Analysis: Stability of new Big 12 remains in doubt
MU’s commitment to the conference is sealed with a handshake, not a contract.
Jul. 07, 2010
Once at the center of the Big Ten expansion speculation, MU ultimately found itself on the outside looking in. Because MU was perceived to be inserting itself into the Big Ten discussion, the University of Nebraska — Lincoln blamed MU for causing the trouble for the Big 12.
"Nebraska did not start this discussion," Nebraska Chancellor Harvey Pearlman said during a UNL Board of Regents meeting June 11. "Early on, after the Big Ten announced that it intended to consider expansion, we saw reports that officials of Missouri had made clear that they would want to go to the Big Ten, including statements by their governor, I believe by members of their Board of Curators and by their chancellor, at least comments that were clearly not in support of the Big 12."
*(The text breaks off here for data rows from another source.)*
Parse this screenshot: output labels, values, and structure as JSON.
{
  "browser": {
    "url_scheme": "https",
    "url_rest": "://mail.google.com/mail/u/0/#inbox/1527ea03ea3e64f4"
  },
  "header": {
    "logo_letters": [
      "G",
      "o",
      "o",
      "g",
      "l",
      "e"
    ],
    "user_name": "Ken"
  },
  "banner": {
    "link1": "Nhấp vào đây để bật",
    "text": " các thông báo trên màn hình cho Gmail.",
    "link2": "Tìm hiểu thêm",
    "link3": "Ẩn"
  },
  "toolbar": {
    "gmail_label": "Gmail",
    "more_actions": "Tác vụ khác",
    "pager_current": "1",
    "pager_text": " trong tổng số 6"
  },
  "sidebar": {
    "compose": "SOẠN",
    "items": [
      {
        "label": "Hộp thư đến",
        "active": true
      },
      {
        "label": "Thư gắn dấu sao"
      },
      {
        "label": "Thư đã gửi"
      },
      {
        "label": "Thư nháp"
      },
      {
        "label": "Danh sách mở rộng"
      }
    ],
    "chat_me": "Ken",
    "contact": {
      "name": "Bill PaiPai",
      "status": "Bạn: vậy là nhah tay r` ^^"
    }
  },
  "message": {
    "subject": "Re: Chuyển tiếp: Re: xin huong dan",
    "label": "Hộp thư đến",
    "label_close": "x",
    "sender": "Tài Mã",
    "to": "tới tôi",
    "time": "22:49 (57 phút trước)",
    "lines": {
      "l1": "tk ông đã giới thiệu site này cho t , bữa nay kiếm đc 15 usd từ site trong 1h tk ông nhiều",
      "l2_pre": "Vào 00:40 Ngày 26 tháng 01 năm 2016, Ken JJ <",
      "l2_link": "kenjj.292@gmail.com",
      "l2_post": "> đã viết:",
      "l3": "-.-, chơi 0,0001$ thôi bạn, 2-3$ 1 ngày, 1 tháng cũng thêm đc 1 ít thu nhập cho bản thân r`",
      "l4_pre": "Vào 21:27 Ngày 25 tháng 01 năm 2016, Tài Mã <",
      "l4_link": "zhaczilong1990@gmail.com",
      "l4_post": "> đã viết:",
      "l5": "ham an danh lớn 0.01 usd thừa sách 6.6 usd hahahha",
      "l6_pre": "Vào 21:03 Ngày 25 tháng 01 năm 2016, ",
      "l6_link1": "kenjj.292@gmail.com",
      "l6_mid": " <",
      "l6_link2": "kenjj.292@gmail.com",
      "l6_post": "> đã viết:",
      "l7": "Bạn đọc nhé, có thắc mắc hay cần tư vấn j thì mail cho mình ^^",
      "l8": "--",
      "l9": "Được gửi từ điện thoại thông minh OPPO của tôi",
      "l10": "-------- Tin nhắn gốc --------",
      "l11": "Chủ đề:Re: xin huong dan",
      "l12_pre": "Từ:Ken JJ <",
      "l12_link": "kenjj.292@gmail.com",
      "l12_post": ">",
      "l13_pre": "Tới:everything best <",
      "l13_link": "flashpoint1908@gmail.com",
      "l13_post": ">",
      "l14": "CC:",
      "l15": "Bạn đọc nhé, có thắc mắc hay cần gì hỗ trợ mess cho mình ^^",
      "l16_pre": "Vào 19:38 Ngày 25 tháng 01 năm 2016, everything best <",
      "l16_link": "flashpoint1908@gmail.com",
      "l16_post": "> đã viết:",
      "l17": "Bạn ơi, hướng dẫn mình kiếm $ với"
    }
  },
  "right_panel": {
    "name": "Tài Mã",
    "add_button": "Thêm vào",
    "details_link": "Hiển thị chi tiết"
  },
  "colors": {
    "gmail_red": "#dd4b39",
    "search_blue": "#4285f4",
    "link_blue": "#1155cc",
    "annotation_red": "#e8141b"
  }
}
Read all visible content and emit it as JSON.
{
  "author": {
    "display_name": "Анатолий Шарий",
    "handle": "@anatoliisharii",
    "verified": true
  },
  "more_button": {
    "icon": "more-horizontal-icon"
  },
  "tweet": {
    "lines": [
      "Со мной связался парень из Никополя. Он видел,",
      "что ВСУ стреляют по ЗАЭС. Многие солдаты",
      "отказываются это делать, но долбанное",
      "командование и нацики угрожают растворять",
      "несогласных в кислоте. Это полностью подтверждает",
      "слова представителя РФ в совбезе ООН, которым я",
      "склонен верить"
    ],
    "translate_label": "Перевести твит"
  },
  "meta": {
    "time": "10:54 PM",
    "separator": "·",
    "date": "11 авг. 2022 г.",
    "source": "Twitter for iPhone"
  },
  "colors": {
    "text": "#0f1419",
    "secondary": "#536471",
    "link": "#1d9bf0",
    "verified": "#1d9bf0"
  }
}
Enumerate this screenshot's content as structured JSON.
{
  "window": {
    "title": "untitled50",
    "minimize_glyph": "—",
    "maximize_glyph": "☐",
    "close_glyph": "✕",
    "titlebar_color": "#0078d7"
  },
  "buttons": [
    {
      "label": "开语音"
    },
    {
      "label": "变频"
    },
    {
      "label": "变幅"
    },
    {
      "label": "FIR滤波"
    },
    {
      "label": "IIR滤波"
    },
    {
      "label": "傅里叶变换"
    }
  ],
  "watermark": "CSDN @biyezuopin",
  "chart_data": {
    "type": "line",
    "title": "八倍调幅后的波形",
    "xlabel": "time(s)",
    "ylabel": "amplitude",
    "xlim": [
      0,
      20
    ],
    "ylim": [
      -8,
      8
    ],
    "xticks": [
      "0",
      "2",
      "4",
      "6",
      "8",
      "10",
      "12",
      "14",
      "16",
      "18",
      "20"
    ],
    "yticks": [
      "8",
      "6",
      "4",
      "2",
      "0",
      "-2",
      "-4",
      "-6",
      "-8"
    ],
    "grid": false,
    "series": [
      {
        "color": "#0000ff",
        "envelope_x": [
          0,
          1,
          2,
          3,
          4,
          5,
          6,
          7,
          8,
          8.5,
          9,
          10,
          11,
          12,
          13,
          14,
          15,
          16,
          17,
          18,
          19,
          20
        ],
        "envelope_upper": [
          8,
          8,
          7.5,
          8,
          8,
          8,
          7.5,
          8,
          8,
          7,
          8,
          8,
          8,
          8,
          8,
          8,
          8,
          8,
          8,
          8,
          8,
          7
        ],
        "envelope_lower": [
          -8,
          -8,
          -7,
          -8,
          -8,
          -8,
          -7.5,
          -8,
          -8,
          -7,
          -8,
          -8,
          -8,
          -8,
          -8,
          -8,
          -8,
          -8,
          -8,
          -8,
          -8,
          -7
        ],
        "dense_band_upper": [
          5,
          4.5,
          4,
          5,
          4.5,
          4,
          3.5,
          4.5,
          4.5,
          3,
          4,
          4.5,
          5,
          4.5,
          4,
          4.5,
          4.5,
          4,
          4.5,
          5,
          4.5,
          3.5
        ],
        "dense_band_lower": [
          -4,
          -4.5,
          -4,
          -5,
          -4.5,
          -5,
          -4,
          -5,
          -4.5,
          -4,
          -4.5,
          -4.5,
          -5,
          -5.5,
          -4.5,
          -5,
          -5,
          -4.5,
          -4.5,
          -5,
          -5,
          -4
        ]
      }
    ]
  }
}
Chancellor Brady Deaton said he does not understand Nebraska's accusations and contends that MU was not the only school exploring its options.
"I don't fully understand that comment and don't think it's an accurate comment at all," Deaton said. "I think that was only because of the original speculation that included Missouri in the speculation about the Big Ten. Some schools, who had their own plans, may have looked at that as justification for what they were doing."
Despite the harsh comments from his conference's newest member, Big Ten Commissioner Jim Delany refused to blame anyone and suggested a smaller Big 12 has potential to succeed.
"I think you can have a conference with 10 members," Delany said. "You can have a conference with 11 members. I don't buy that any one institution is responsible for anything of that dimension. I know it's a good storyline and it's a good narrative, but there are a lot of other ways to describe what's happening (in the Big 12)."
Deaton echoed Delany's comments and said he is optimistic about the new Big 12.
"I feel very excited about it, actually," Deaton said. "(The new setup) makes it a more collegiate feeling, and I think that we're going to be able to work well together."
Not everyone shares Deaton's optimism, though. Not much was done to ease the unhappiness of schools such as MU, who voiced displeasure with how the conference was run, leading experts and some officials within the Big 12 to question the conference's stability.
"I just don't think this conference will last long because there's just too much disparity between all the teams here," Texas Tech football coach Tommy Tuberville said. "You've got some teams that get a little bit more money. And when that happens, you're going to have teams looking for better avenues to leave and reasons to leave. And so we have a 10-team league now, but I just don't know how long that's going to last, to be honest with you."
Tuberville's doubts are not unfounded. Although all 10 teams get more money with fewer teams, the disparity in profits between Texas and the rest of the conference increases substantially due to the unequal revenue system. Under the new conference setup, the University of Texas is projected to earn as much as $25 million. Add in the possibility of Texas creating its own television network, and UT could be drawing $30 million in total revenue.
Another important component of the new Big 12 is that none of the 10 schools are contractually obligated to stay with the Big 12. All 10 recommitments, including MU's, were sealed with a handshake, not a signed document. Although Deaton has said Missouri is "totally committed and devoted to making the new Big 12 a major success, there are no documents preventing Missouri from leaving if an offer should come.
"There's still some definite instability (in the 'new' Big 12)," ESPN staff writer David Ubben said. "I have my doubts about if the Big Ten comes and wants Missouri, that Missouri wouldn't just leave."